Once the dust settled from years of active duty service, kinetic combat and time away from family, I thought my hardest battles had been fought and won. The reality it was is that they was just beginning. In 2011, I transitioned from a full-time military soldier to an Army Reservist. I was 28, had a family, and was going back to school. I had no idea where I was going, what I was doing or if I should even be here. The military prepares you for a lot of things—resiliency, leadership, mental toughness—but somewhere in all of that you miss out on learning what your purpose should be.

How does an infantryman—a grunt, if you will—who spent a better part of his twenties getting shot at, blown up, and in a war zone only to come back with a case of PTSD and a feeling of worthlessness and failure become successful? You find a passion, a place and a purpose and you execute the hell out of it. When I integrated into the civilian world in 2011, I was fortunate enough to form a new band of brothers and sisters. People stepped up to help me uncover the dormant skill sets that I always had just never knew how to tap into.

For me, healing and transitioning came in the form of entrepreneurship and education. I started to build things; to help people chase down their dreams and hope. I realized that I could create a better world for my wife and kids through building things of impact. I became a part of teams who poured their heart and souls into disrupting the way we do entrepreneurship and education. I stood back in the face of traditional academics and business models the way I looked down the alley of streets in Iraq, and decided that fighting for survival on the battlefield was no different than fighting for the next generation of business leaders, political activist, philanthropist, doctors, teachers, mechanics…you get the idea.

Over the course of the last six years I have helped build businesses, entrepreneurship programs, a high school and now an education foundation. I consider myself to be pretty successful and it is attributed to two things: the lessons I learned in the military, and a support system that won’t let me quit.

In the end, your purpose can’t be defined by anyone else. You have to find your purpose, but you also cannot do it alone. Pride goes a long way but stops just short of getting you to success. There is a whole world out there that is ready for veterans to come in and disrupt it in the best way possible, we just have to be willing to do it. Contrary to popular belief, the world isn’t against us. They want nothing more than to make us feel like the place we agreed to go protect feels like home. Reach out and find what you love; trial and error is no different than dry, blank, live iterations during a field problem. Continue to improve upon your skill sets. Be a subject matter expert at your life. That will make the transition less scary.

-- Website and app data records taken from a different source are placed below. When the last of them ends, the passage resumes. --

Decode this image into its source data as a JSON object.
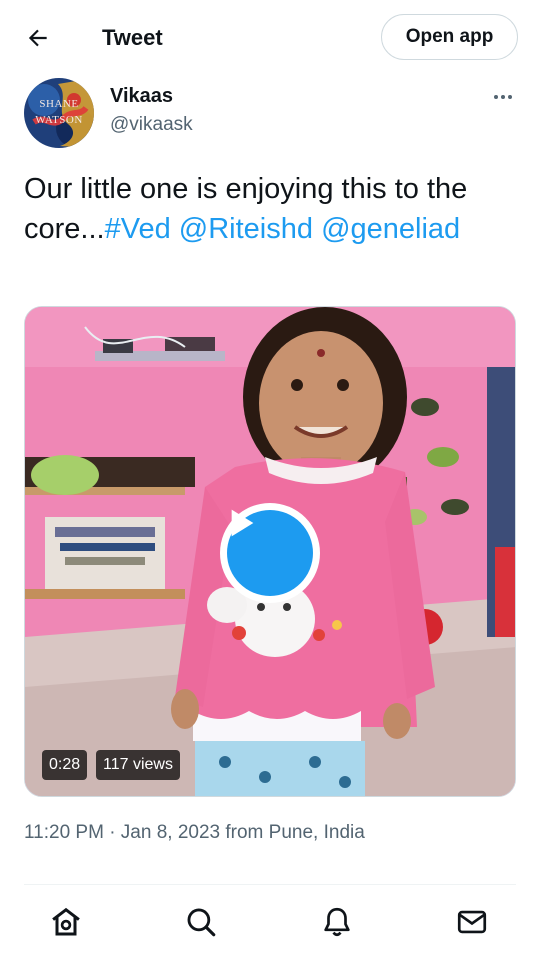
{
  "header": {
    "title": "Tweet",
    "open_app_label": "Open app"
  },
  "author": {
    "avatar_text_line1": "SHANE",
    "avatar_text_line2": "WATSON",
    "display_name": "Vikaas",
    "handle": "@vikaask"
  },
  "tweet": {
    "text_plain": "Our little one is enjoying this to the core...",
    "hashtag": "#Ved",
    "mention_1": "@Riteishd",
    "mention_2": "@geneliad"
  },
  "media": {
    "duration": "0:28",
    "views": "117 views"
  },
  "meta": {
    "timestamp": "11:20 PM · Jan 8, 2023 from Pune, India"
  },
  "nav": [
    "home-icon",
    "search-icon",
    "notifications-icon",
    "messages-icon"
  ],
  "colors": {
    "link": "#1d9bf0",
    "secondary_text": "#536471",
    "play_button": "#1d9bf0"
  }
}
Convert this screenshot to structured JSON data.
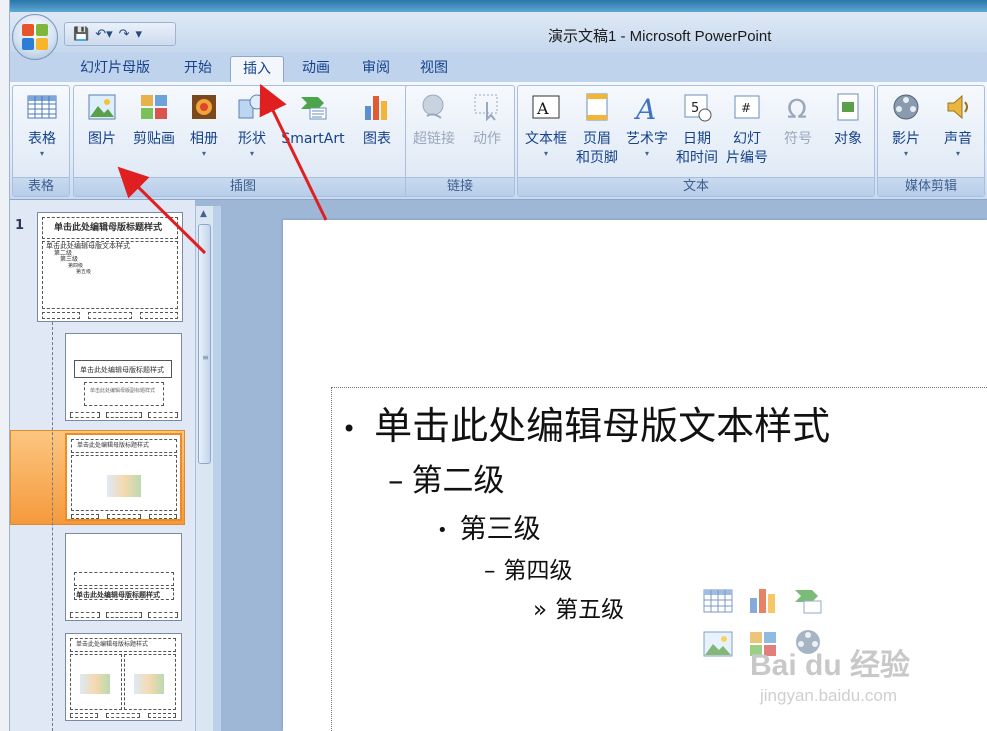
{
  "window": {
    "title": "演示文稿1 - Microsoft PowerPoint"
  },
  "qat": {
    "icons": [
      "save-icon",
      "undo-icon",
      "redo-icon",
      "customize-icon"
    ]
  },
  "tabs": [
    {
      "label": "幻灯片母版"
    },
    {
      "label": "开始"
    },
    {
      "label": "插入",
      "active": true
    },
    {
      "label": "动画"
    },
    {
      "label": "审阅"
    },
    {
      "label": "视图"
    }
  ],
  "ribbon": {
    "groups": [
      {
        "label": "表格",
        "buttons": [
          {
            "label": "表格",
            "icon": "table-icon",
            "dropdown": true
          }
        ]
      },
      {
        "label": "插图",
        "buttons": [
          {
            "label": "图片",
            "icon": "picture-icon"
          },
          {
            "label": "剪贴画",
            "icon": "clipart-icon"
          },
          {
            "label": "相册",
            "icon": "photo-album-icon",
            "dropdown": true
          },
          {
            "label": "形状",
            "icon": "shapes-icon",
            "dropdown": true
          },
          {
            "label": "SmartArt",
            "icon": "smartart-icon"
          },
          {
            "label": "图表",
            "icon": "chart-icon"
          }
        ]
      },
      {
        "label": "链接",
        "buttons": [
          {
            "label": "超链接",
            "icon": "hyperlink-icon",
            "disabled": true
          },
          {
            "label": "动作",
            "icon": "action-icon",
            "disabled": true
          }
        ]
      },
      {
        "label": "文本",
        "buttons": [
          {
            "label": "文本框",
            "icon": "textbox-icon",
            "dropdown": true
          },
          {
            "label": "页眉",
            "label2": "和页脚",
            "icon": "header-footer-icon"
          },
          {
            "label": "艺术字",
            "icon": "wordart-icon",
            "dropdown": true
          },
          {
            "label": "日期",
            "label2": "和时间",
            "icon": "date-time-icon"
          },
          {
            "label": "幻灯",
            "label2": "片编号",
            "icon": "slide-number-icon"
          },
          {
            "label": "符号",
            "icon": "symbol-icon",
            "disabled": true
          },
          {
            "label": "对象",
            "icon": "object-icon"
          }
        ]
      },
      {
        "label": "媒体剪辑",
        "buttons": [
          {
            "label": "影片",
            "icon": "movie-icon",
            "dropdown": true
          },
          {
            "label": "声音",
            "icon": "sound-icon",
            "dropdown": true
          }
        ]
      }
    ]
  },
  "thumbnails": {
    "number": "1",
    "master_title": "单击此处编辑母版标题样式",
    "master_body": "单击此处编辑母版文本样式",
    "master_l2": "第二级",
    "master_l3": "第三级",
    "master_l4": "第四级",
    "master_l5": "第五级",
    "title_layout_title": "单击此处编辑母版标题样式",
    "title_layout_sub": "单击此处编辑母版副标题样式",
    "content_layout_title": "单击此处编辑母版标题样式",
    "section_title": "单击此处编辑母版标题样式",
    "two_content_title": "单击此处编辑母版标题样式"
  },
  "slide": {
    "level1": "单击此处编辑母版文本样式",
    "level2": "第二级",
    "level3": "第三级",
    "level4": "第四级",
    "level5": "第五级",
    "bullet1": "•",
    "bullet2": "–",
    "bullet3": "•",
    "bullet4": "–",
    "bullet5": "»"
  },
  "watermark": {
    "brand": "Bai du 经验",
    "url": "jingyan.baidu.com"
  },
  "colors": {
    "ribbon_text": "#15428b",
    "selection": "#f59a3c",
    "annotation_arrow": "#e02020"
  }
}
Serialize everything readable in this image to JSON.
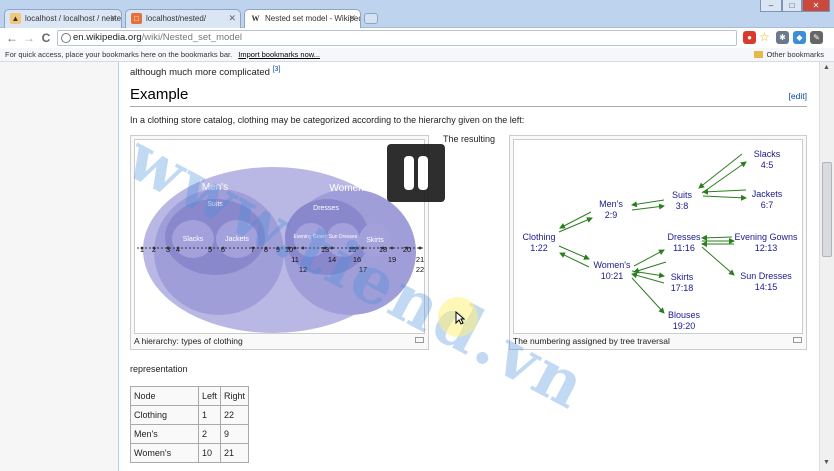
{
  "browser": {
    "tabs": [
      {
        "label": "localhost / localhost / neste",
        "favicon": "pma-icon"
      },
      {
        "label": "localhost/nested/",
        "favicon": "page-icon"
      },
      {
        "label": "Nested set model - Wikiped",
        "favicon": "wikipedia-icon"
      }
    ],
    "window_controls": [
      "–",
      "□",
      "✕"
    ],
    "nav": {
      "back": "←",
      "forward": "→",
      "reload": "C"
    },
    "url": {
      "host": "en.wikipedia.org",
      "path": "/wiki/Nested_set_model"
    },
    "bookmarks_hint": "For quick access, place your bookmarks here on the bookmarks bar.",
    "import_link": "Import bookmarks now...",
    "other_bookmarks": "Other bookmarks",
    "accent": "#bdd3ee"
  },
  "article": {
    "intro_tail": "although much more complicated",
    "cite": "[3]",
    "heading": "Example",
    "edit": "[edit]",
    "lead": "In a clothing store catalog, clothing may be categorized according to the hierarchy given on the left:",
    "between": "The resulting",
    "after": "representation",
    "figure_left": {
      "caption": "A hierarchy: types of clothing",
      "labels": {
        "clothing": "Clothing",
        "mens": "Men's",
        "womens": "Women's",
        "suits": "Suits",
        "slacks": "Slacks",
        "jackets": "Jackets",
        "dresses": "Dresses",
        "evening": "Evening Gowns",
        "sun": "Sun Dresses",
        "skirts": "Skirts"
      },
      "numbers": [
        "1",
        "2",
        "3",
        "4",
        "5",
        "6",
        "7",
        "8",
        "9",
        "10",
        "11",
        "12",
        "13",
        "14",
        "15",
        "16",
        "17",
        "18",
        "19",
        "20",
        "21",
        "22"
      ]
    },
    "figure_right": {
      "caption": "The numbering assigned by tree traversal",
      "nodes": [
        {
          "name": "Clothing",
          "range": "1:22"
        },
        {
          "name": "Men's",
          "range": "2:9"
        },
        {
          "name": "Women's",
          "range": "10:21"
        },
        {
          "name": "Suits",
          "range": "3:8"
        },
        {
          "name": "Slacks",
          "range": "4:5"
        },
        {
          "name": "Jackets",
          "range": "6:7"
        },
        {
          "name": "Dresses",
          "range": "11:16"
        },
        {
          "name": "Evening Gowns",
          "range": "12:13"
        },
        {
          "name": "Sun Dresses",
          "range": "14:15"
        },
        {
          "name": "Skirts",
          "range": "17:18"
        },
        {
          "name": "Blouses",
          "range": "19:20"
        }
      ]
    },
    "table": {
      "headers": [
        "Node",
        "Left",
        "Right"
      ],
      "rows": [
        [
          "Clothing",
          "1",
          "22"
        ],
        [
          "Men's",
          "2",
          "9"
        ],
        [
          "Women's",
          "10",
          "21"
        ]
      ]
    },
    "watermark": "www.tiend.vn"
  }
}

The toughest battle I have ever fought is the one of transition and I am still fighting today. I will never truly beat PTSD; I will never really be a civilian; but now I am equipped with a purpose, a foundation and a network of support and I am ready to take on the rest of this battle called life.

Jeremy Boeh, 1lt(P) 457th CBRN BN S3

President, NEXT School Foundation